“Ismael plays a Paraguayan harp, but it’s a harp that is European in origin and the instrument appears throughout south America. So the strongest aspects of Ismael’s playing are Paraguayan, but some are pan south American and some are purely original. I speak some of the language of Paraguayan music and I can hear the layers of the colonial as well as the Paraguayan/Guarani so beloved by Barrios himself. This means that Paraguay will be at the centre of what we play, but my guitar playing has to feel free and unconstrained and for me therein lies true authenticity.”

Richard Durrant

Richard Durrant

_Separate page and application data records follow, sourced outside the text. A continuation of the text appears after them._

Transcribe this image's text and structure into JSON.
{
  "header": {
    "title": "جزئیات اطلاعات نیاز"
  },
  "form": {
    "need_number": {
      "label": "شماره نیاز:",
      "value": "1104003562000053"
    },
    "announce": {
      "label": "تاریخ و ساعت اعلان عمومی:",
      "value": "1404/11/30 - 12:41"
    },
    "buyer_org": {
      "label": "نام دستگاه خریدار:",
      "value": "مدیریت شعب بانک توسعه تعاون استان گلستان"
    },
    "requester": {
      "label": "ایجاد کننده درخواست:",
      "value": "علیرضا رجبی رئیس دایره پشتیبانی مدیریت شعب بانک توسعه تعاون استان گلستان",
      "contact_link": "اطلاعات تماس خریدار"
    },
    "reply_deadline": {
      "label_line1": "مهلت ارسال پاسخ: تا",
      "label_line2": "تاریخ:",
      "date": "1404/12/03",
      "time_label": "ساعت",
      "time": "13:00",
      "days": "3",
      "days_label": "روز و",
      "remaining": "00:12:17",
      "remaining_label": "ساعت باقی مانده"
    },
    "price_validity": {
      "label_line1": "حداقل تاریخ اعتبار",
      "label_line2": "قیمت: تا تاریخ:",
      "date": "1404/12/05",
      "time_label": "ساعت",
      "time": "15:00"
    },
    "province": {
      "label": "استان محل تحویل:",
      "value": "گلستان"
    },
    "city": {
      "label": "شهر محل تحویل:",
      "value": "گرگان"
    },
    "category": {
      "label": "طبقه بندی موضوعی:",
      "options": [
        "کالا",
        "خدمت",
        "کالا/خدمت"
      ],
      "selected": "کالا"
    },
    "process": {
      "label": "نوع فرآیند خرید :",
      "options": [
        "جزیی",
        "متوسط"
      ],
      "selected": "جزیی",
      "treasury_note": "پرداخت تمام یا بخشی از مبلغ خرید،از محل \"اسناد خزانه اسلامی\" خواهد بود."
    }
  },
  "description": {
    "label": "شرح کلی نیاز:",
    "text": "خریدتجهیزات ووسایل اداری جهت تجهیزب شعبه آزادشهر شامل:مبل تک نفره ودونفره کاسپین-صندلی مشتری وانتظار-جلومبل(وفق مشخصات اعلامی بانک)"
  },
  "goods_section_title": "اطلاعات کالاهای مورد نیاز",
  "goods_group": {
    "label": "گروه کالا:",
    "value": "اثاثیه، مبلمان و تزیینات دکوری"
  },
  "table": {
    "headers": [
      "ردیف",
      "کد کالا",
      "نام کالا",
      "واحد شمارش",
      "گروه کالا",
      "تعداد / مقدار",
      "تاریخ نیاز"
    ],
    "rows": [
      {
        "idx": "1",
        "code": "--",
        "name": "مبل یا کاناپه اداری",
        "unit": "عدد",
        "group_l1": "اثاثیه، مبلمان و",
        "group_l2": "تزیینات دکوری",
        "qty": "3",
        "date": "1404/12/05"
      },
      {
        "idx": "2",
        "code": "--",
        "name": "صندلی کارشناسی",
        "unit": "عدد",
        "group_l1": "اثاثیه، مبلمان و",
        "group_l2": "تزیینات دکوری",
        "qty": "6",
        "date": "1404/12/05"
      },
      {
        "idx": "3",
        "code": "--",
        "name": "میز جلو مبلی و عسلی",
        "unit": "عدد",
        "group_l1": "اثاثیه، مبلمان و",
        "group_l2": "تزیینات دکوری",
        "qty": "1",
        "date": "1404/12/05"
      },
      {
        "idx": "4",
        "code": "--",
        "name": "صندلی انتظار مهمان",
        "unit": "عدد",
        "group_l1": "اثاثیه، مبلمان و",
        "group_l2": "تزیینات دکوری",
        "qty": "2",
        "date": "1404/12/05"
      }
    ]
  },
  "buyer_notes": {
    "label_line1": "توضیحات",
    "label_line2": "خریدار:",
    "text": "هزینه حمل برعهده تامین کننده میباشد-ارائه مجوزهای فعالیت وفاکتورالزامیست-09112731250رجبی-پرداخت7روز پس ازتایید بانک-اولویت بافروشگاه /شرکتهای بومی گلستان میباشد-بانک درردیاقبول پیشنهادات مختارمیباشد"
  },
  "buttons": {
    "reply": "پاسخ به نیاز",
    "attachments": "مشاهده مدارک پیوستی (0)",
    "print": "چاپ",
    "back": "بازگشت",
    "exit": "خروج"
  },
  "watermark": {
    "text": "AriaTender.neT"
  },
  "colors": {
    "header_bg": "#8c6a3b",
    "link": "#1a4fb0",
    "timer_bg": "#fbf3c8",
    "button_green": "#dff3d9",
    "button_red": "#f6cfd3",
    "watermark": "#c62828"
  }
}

“Geographically you are now both fairly close, but how will Brexit affect collaborations like yours in a political climate of change?

“I’ve watched politics for many years and have seen real cause for hope as 21st century technologies benefit from that exponential curve of computing power bringing hope for our environment and for ordinary people across the globe. So why has humanity’s almost divine brilliance so far been unable to create a compassionate, professional and trustworthy political system?  And just when the European project seemed to be steering towards such a thing – at least in ethos – how could so many ordinary people return to the xenophobic and the self interested to create something as negative as Brexit?

Musicians and artists  are accustomed to surviving against the odds, its what we have to do and its in our nature, so cross cultural collaborations will always exist. I worry more about the future for the rest of us when we have so deliberately stacked the odds against ourselves. If they vote for Trump in the US at least he’ll be controlled to some degree by the senate until he’s kicked out, but for Europe there is no way back.

However, I celebrate the positivity of music and feel blessed to be doing what I’m doing. My optimism and energy is fuelled by the sound of my strings and the strength and generosity of my audiences.”

Hear Richard Durrant and Ismael Ledesma live in concert 11-14 October in London, Shoreham-by-Sea, Crawley, Edinburgh, Scopwick and Swindon.